Fortunately: You are never too busy. Amanda runs track and cross country, takes a full course load each semester, has a job at the TV Station, and started an abstinence group for high school girls. She also makes time for her manly boyfriend. She shows that having things to do doesn’t equate to selfishness. She makes time for God, every person, and every task.
Unfortunately:  Using the word “precious” as the default response in conversation, such as “I’m going to class.” Precious.
What a hunk. Of time he takes out of her schedule.
Fortunately: Make long-term friendships with people who are nothing like you. Beka is friends with a 60-year-old couple who take her on motorcycle rides and a 70-year-old woman who feeds her grilled cheese.  
Unfortunately: She ponders thoughtfully before responding to a question or giving excellent advice, but in an effort to emulate this, my wisdom comes off as contrived.  
                Ex| I’m so stressed out about my exams.

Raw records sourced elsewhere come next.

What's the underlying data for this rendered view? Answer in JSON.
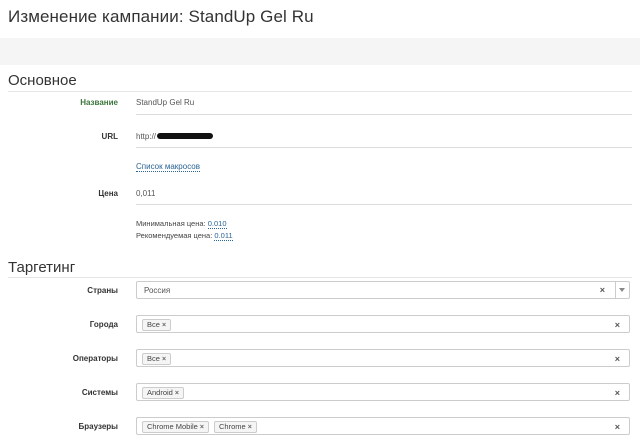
{
  "page": {
    "title": "Изменение кампании: StandUp Gel Ru"
  },
  "basic": {
    "section_title": "Основное",
    "name_label": "Название",
    "name_value": "StandUp Gel Ru",
    "url_label": "URL",
    "url_value": "http://",
    "macros_link": "Список макросов",
    "price_label": "Цена",
    "price_value": "0,011",
    "min_price_label": "Минимальная цена:",
    "min_price_value": "0.010",
    "rec_price_label": "Рекомендуемая цена:",
    "rec_price_value": "0.011"
  },
  "targeting": {
    "section_title": "Таргетинг",
    "clear_glyph": "×",
    "countries": {
      "label": "Страны",
      "value": "Россия"
    },
    "cities": {
      "label": "Города",
      "tags": [
        "Все"
      ]
    },
    "operators": {
      "label": "Операторы",
      "tags": [
        "Все"
      ]
    },
    "systems": {
      "label": "Системы",
      "tags": [
        "Android"
      ]
    },
    "browsers": {
      "label": "Браузеры",
      "tags": [
        "Chrome Mobile",
        "Chrome"
      ]
    }
  }
}
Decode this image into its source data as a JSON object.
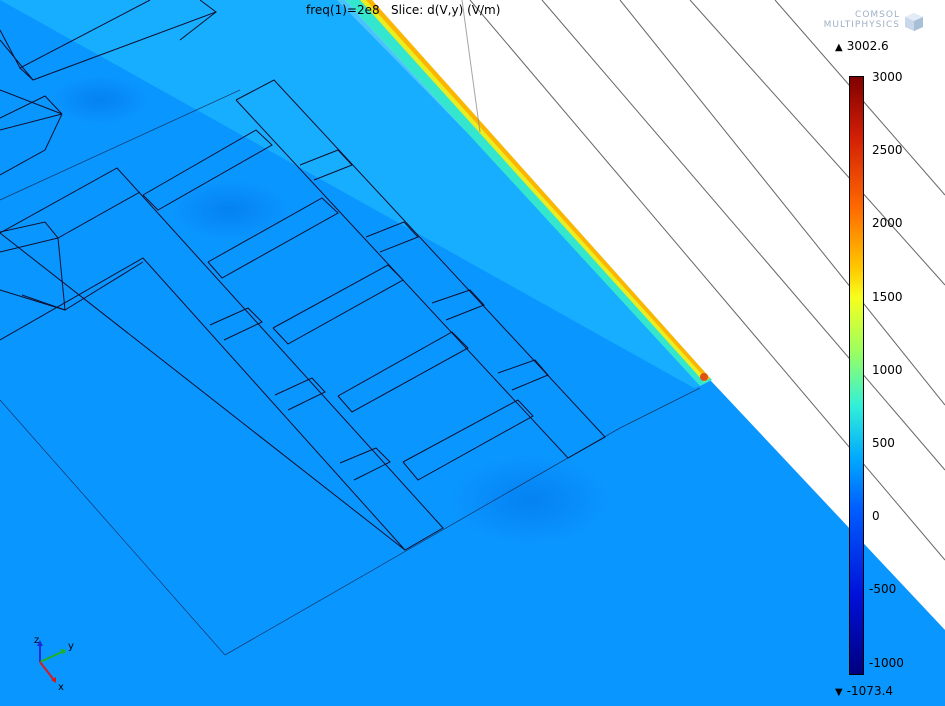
{
  "plot": {
    "title": "freq(1)=2e8   Slice: d(V,y) (V/m)"
  },
  "logo": {
    "line1": "COMSOL",
    "line2": "MULTIPHYSICS"
  },
  "colorbar": {
    "max_label": "3002.6",
    "min_label": "-1073.4",
    "ticks": [
      "3000",
      "2500",
      "2000",
      "1500",
      "1000",
      "500",
      "0",
      "-500",
      "-1000"
    ],
    "colors": [
      "#7f0000",
      "#ff6a00",
      "#f6ff1e",
      "#32f0d8",
      "#00a8ff",
      "#0060ff",
      "#00007f"
    ]
  },
  "axes": {
    "z": "z",
    "y": "y",
    "x": "x"
  },
  "colors": {
    "field": "#0a96ff",
    "background": "#ffffff"
  }
}
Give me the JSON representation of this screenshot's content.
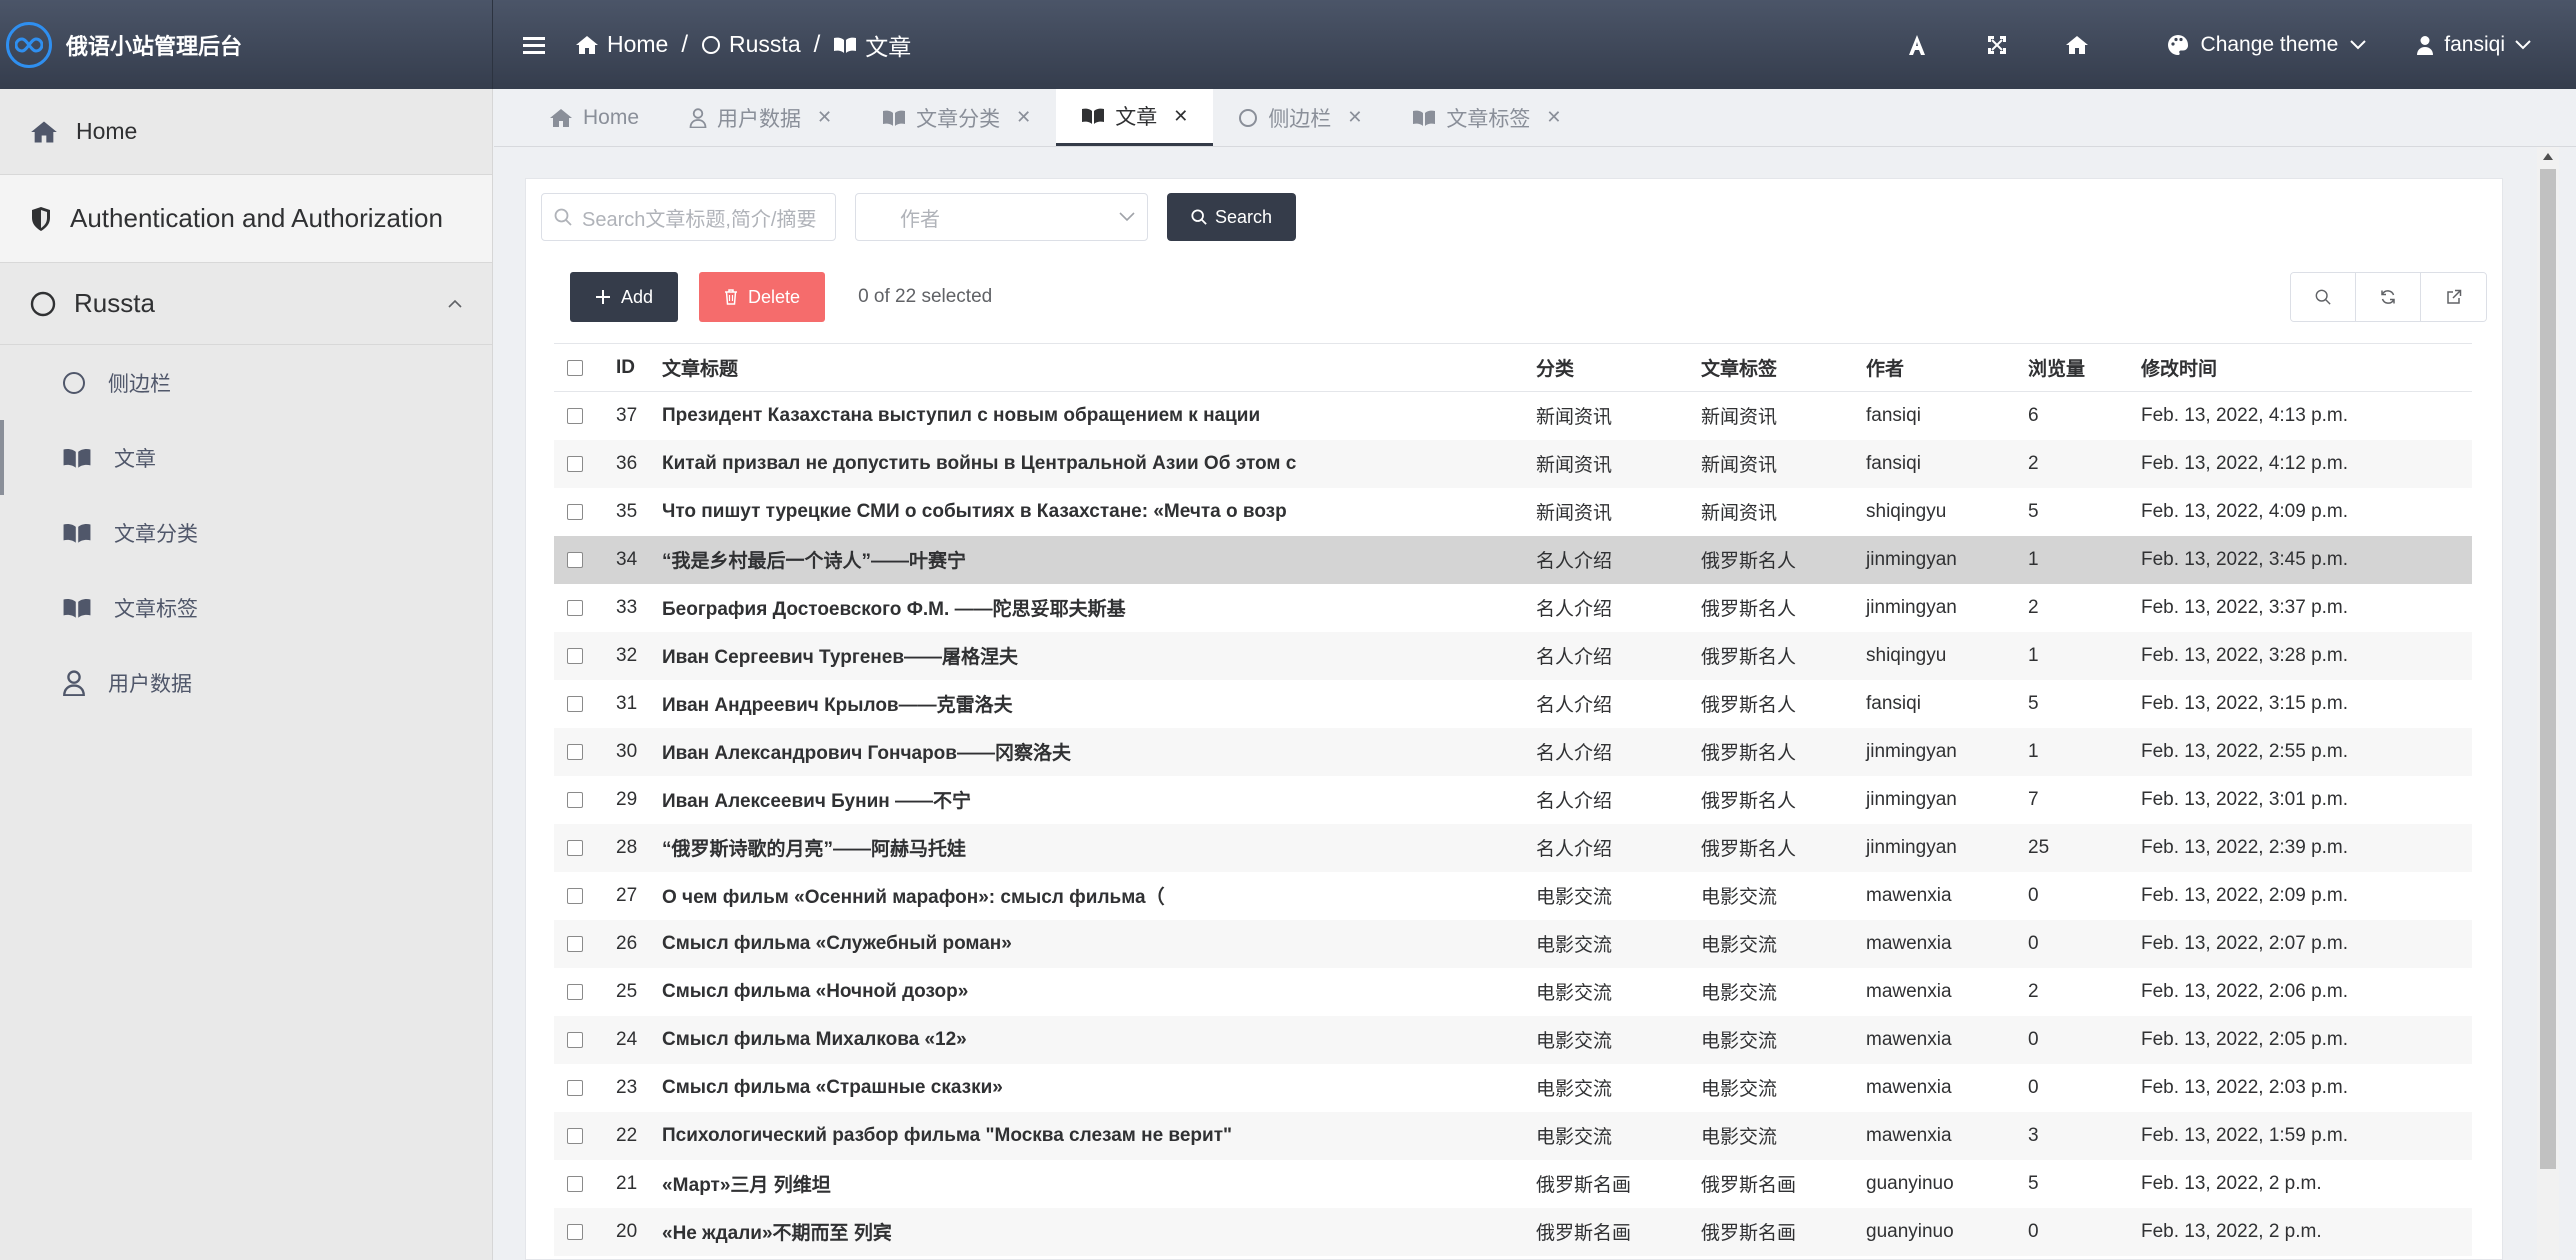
{
  "app": {
    "title": "俄语小站管理后台"
  },
  "colors": {
    "primary": "#353c4a",
    "danger": "#f56c6c",
    "logo_ring": "#2f8ff0"
  },
  "breadcrumb": {
    "home": "Home",
    "sep": "/",
    "section": "Russta",
    "page": "文章"
  },
  "header_tools": {
    "theme_label": "Change theme",
    "user": "fansiqi"
  },
  "sidebar": {
    "home": "Home",
    "auth": "Authentication and Authorization",
    "group": "Russta",
    "items": [
      "侧边栏",
      "文章",
      "文章分类",
      "文章标签",
      "用户数据"
    ]
  },
  "tabs": [
    {
      "label": "Home",
      "icon": "home-icon"
    },
    {
      "label": "用户数据",
      "icon": "user-icon"
    },
    {
      "label": "文章分类",
      "icon": "book-icon"
    },
    {
      "label": "文章",
      "icon": "book-icon"
    },
    {
      "label": "侧边栏",
      "icon": "circle-icon"
    },
    {
      "label": "文章标签",
      "icon": "book-icon"
    }
  ],
  "filters": {
    "search_placeholder": "Search文章标题,简介/摘要",
    "author_placeholder": "作者",
    "search_button": "Search"
  },
  "actions": {
    "add": "Add",
    "delete": "Delete",
    "selection": "0 of 22 selected"
  },
  "table": {
    "headers": {
      "id": "ID",
      "title": "文章标题",
      "category": "分类",
      "tag": "文章标签",
      "author": "作者",
      "views": "浏览量",
      "modified": "修改时间"
    },
    "rows": [
      {
        "id": "37",
        "title": "Президент Казахстана выступил с новым обращением к нации",
        "category": "新闻资讯",
        "tag": "新闻资讯",
        "author": "fansiqi",
        "views": "6",
        "modified": "Feb. 13, 2022, 4:13 p.m."
      },
      {
        "id": "36",
        "title": "Китай призвал не допустить войны в Центральной Азии Об этом с",
        "category": "新闻资讯",
        "tag": "新闻资讯",
        "author": "fansiqi",
        "views": "2",
        "modified": "Feb. 13, 2022, 4:12 p.m."
      },
      {
        "id": "35",
        "title": "Что пишут турецкие СМИ о событиях в Казахстане: «Мечта о возр",
        "category": "新闻资讯",
        "tag": "新闻资讯",
        "author": "shiqingyu",
        "views": "5",
        "modified": "Feb. 13, 2022, 4:09 p.m."
      },
      {
        "id": "34",
        "title": "“我是乡村最后一个诗人”——叶赛宁",
        "category": "名人介绍",
        "tag": "俄罗斯名人",
        "author": "jinmingyan",
        "views": "1",
        "modified": "Feb. 13, 2022, 3:45 p.m."
      },
      {
        "id": "33",
        "title": "Беография Достоевского Ф.М. ——陀思妥耶夫斯基",
        "category": "名人介绍",
        "tag": "俄罗斯名人",
        "author": "jinmingyan",
        "views": "2",
        "modified": "Feb. 13, 2022, 3:37 p.m."
      },
      {
        "id": "32",
        "title": "Иван Сергеевич Тургенев——屠格涅夫",
        "category": "名人介绍",
        "tag": "俄罗斯名人",
        "author": "shiqingyu",
        "views": "1",
        "modified": "Feb. 13, 2022, 3:28 p.m."
      },
      {
        "id": "31",
        "title": "Иван Андреевич Крылов——克雷洛夫",
        "category": "名人介绍",
        "tag": "俄罗斯名人",
        "author": "fansiqi",
        "views": "5",
        "modified": "Feb. 13, 2022, 3:15 p.m."
      },
      {
        "id": "30",
        "title": "Иван Александрович Гончаров——冈察洛夫",
        "category": "名人介绍",
        "tag": "俄罗斯名人",
        "author": "jinmingyan",
        "views": "1",
        "modified": "Feb. 13, 2022, 2:55 p.m."
      },
      {
        "id": "29",
        "title": "Иван Алексеевич Бунин ——不宁",
        "category": "名人介绍",
        "tag": "俄罗斯名人",
        "author": "jinmingyan",
        "views": "7",
        "modified": "Feb. 13, 2022, 3:01 p.m."
      },
      {
        "id": "28",
        "title": "“俄罗斯诗歌的月亮”——阿赫马托娃",
        "category": "名人介绍",
        "tag": "俄罗斯名人",
        "author": "jinmingyan",
        "views": "25",
        "modified": "Feb. 13, 2022, 2:39 p.m."
      },
      {
        "id": "27",
        "title": "О чем фильм «Осенний марафон»: смысл фильма（",
        "category": "电影交流",
        "tag": "电影交流",
        "author": "mawenxia",
        "views": "0",
        "modified": "Feb. 13, 2022, 2:09 p.m."
      },
      {
        "id": "26",
        "title": "Смысл фильма «Служебный роман»",
        "category": "电影交流",
        "tag": "电影交流",
        "author": "mawenxia",
        "views": "0",
        "modified": "Feb. 13, 2022, 2:07 p.m."
      },
      {
        "id": "25",
        "title": "Смысл фильма «Ночной дозор»",
        "category": "电影交流",
        "tag": "电影交流",
        "author": "mawenxia",
        "views": "2",
        "modified": "Feb. 13, 2022, 2:06 p.m."
      },
      {
        "id": "24",
        "title": "Смысл фильма Михалкова «12»",
        "category": "电影交流",
        "tag": "电影交流",
        "author": "mawenxia",
        "views": "0",
        "modified": "Feb. 13, 2022, 2:05 p.m."
      },
      {
        "id": "23",
        "title": "Смысл фильма «Страшные сказки»",
        "category": "电影交流",
        "tag": "电影交流",
        "author": "mawenxia",
        "views": "0",
        "modified": "Feb. 13, 2022, 2:03 p.m."
      },
      {
        "id": "22",
        "title": "Психологический разбор фильма \"Москва слезам не верит\"",
        "category": "电影交流",
        "tag": "电影交流",
        "author": "mawenxia",
        "views": "3",
        "modified": "Feb. 13, 2022, 1:59 p.m."
      },
      {
        "id": "21",
        "title": "«Март»三月 列维坦",
        "category": "俄罗斯名画",
        "tag": "俄罗斯名画",
        "author": "guanyinuo",
        "views": "5",
        "modified": "Feb. 13, 2022, 2 p.m."
      },
      {
        "id": "20",
        "title": "«Не ждали»不期而至 列宾",
        "category": "俄罗斯名画",
        "tag": "俄罗斯名画",
        "author": "guanyinuo",
        "views": "0",
        "modified": "Feb. 13, 2022, 2 p.m."
      }
    ]
  }
}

    Maybe you should stop doing that.
Fortunately: Talk. Brooke is probably the most reserved of the group, but during our roommate Bible studies, she was extremely open. Seeing someone else bare their soul, especially when I could tell it was more uncomfortable for her than it would be for some of the others, encouraged us to do the same.
Unfortunately: Brooke hasn’t made any adverse marks on my personality because she leaves every weekend to see her fiancĂ© before she gets the chance (sorry Brooklyn, I couldn’t resist passive aggressively saying I miss you).